Dragflicking is what this stick is really made for. The dished face makes the pickup very easy as the contours of the face channels the ball into the central point of the head’s sweet spot. As you step through to the drag and get low the ball rolls into the groove as you use the bow of the stick. You then whip through for the release and the groove steers the ball down the shaft of the stick before the dished face ‘catches’  the ball so you can accelerate the hand of the stick towards the goal. The Whip through with the ball on the face is very straight forward, you can launch the ball in any direction, and with the power generated the ball will go there. The dished face and shaft groove make it easy to hold up the ball before you release it as long as you can stay low meaning its easy to drag around a fast runner or to spin and plant to the ball for a team mate to pick up from your left. It is easy to aim your dragflicks with this stick so you can rocket them into any of the four corners or right over the keepers head. I found it much easier to flick flat compared to last years model I don’t know if this is down to the more subtle dishing of the face or something else but there were still times (usually later in the games I have played with this stick) where I found the ball starting to lift slightly again, so this is still something to watch out for especially when you are running a deflection routine.

The stick is fantastic for throwing aerials, the low bow, dished face, and grooved shaft makes it easy to get under the ball and roll it into the bow. Once its in the groove you can whip up through the ball to launch the ball 40-50 yards down the pitch with a small amount of effort.
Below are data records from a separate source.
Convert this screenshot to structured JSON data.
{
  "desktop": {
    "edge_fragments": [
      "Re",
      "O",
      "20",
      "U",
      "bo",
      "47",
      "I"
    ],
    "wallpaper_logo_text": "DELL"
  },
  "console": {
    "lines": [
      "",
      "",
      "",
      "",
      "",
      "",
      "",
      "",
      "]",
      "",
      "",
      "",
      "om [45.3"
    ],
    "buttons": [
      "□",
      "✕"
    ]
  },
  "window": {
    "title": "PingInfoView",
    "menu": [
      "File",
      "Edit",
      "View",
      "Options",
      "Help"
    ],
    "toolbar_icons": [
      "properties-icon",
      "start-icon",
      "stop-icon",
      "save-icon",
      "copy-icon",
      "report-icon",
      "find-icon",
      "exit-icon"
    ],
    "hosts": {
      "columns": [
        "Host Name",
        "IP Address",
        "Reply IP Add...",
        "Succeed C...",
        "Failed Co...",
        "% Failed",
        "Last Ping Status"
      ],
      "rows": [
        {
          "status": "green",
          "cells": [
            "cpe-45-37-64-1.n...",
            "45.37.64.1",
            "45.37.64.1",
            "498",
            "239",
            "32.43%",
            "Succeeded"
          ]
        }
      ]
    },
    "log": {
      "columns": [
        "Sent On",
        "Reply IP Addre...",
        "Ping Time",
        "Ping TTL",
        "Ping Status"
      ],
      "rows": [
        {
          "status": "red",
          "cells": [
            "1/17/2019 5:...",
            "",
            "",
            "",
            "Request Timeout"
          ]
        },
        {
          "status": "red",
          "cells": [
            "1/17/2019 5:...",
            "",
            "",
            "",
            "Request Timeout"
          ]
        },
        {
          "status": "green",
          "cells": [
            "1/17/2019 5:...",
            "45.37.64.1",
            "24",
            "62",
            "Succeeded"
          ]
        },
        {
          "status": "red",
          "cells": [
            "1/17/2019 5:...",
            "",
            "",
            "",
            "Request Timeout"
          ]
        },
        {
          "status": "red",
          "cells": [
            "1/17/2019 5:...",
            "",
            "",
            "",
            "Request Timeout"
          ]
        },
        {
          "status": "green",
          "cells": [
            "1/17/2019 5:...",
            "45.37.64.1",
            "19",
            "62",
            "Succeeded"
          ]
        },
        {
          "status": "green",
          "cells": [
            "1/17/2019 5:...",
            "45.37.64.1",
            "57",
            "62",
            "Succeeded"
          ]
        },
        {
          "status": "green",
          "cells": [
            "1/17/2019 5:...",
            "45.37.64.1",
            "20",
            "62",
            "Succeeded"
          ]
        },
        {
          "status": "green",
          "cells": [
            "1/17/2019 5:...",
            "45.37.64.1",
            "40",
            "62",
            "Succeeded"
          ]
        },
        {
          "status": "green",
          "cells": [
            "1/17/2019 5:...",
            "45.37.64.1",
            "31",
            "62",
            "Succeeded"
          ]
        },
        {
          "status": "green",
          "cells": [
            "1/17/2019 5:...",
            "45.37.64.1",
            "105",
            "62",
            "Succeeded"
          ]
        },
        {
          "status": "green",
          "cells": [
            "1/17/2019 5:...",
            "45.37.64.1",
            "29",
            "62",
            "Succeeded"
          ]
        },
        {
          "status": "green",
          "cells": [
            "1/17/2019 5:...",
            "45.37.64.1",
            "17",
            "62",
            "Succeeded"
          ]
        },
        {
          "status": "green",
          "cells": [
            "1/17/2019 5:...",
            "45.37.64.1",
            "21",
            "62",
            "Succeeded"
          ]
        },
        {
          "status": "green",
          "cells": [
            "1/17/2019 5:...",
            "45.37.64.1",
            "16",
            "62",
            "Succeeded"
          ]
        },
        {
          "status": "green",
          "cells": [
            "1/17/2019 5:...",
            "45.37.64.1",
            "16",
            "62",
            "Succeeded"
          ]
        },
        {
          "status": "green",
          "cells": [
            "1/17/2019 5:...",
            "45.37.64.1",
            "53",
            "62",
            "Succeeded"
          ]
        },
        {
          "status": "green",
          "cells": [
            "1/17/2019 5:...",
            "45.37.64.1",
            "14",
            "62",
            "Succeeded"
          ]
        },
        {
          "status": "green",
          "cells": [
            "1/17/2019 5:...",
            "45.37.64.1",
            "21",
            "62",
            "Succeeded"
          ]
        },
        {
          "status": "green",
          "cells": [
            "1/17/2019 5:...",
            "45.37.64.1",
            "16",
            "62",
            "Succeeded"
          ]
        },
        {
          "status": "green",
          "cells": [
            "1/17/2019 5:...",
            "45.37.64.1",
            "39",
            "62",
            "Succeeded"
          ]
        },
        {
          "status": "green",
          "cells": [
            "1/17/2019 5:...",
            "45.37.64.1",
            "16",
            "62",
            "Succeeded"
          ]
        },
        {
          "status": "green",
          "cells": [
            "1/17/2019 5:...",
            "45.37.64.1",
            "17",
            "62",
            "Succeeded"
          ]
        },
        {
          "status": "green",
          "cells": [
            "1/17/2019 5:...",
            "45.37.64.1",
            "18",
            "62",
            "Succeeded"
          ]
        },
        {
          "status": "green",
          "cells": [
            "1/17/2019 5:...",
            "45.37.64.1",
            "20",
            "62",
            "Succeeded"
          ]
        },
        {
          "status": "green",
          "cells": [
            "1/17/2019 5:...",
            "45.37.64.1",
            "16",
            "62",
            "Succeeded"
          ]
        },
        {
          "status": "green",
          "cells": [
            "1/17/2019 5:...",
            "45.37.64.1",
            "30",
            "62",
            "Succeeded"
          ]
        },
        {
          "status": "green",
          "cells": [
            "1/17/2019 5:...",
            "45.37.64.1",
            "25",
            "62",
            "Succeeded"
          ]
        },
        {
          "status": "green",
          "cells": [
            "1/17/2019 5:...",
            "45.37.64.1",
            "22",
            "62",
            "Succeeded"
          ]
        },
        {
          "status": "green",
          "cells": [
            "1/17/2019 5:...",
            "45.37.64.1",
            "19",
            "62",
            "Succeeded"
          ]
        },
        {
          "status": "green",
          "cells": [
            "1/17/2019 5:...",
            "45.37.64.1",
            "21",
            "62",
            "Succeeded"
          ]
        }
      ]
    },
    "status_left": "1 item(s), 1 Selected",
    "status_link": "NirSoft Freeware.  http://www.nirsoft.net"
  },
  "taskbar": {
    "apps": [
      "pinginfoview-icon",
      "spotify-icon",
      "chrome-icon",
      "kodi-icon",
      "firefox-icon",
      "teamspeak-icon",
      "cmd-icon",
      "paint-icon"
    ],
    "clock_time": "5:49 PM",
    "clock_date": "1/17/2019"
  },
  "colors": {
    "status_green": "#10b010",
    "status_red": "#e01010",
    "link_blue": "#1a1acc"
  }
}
You have to be careful to whip straight through to where you want to aim the ball and continue with the follow through, because the release is a fast process it is easy to misdirect the aerial pass.

Summary

This is a surprisingly big improvement from last seasons stick, Voodoo EU have improved on the sticks weak points from last season without hurting it’s strengths. The feel on the ball is still excellent and the balance for clicking and dragflicking is still one of the best I have used. They have reduced the issues i had with the hitting by making the subtle tweak to the groove and the dished face. Truly a fantastic upgrade by Voodoo on this years Shogun.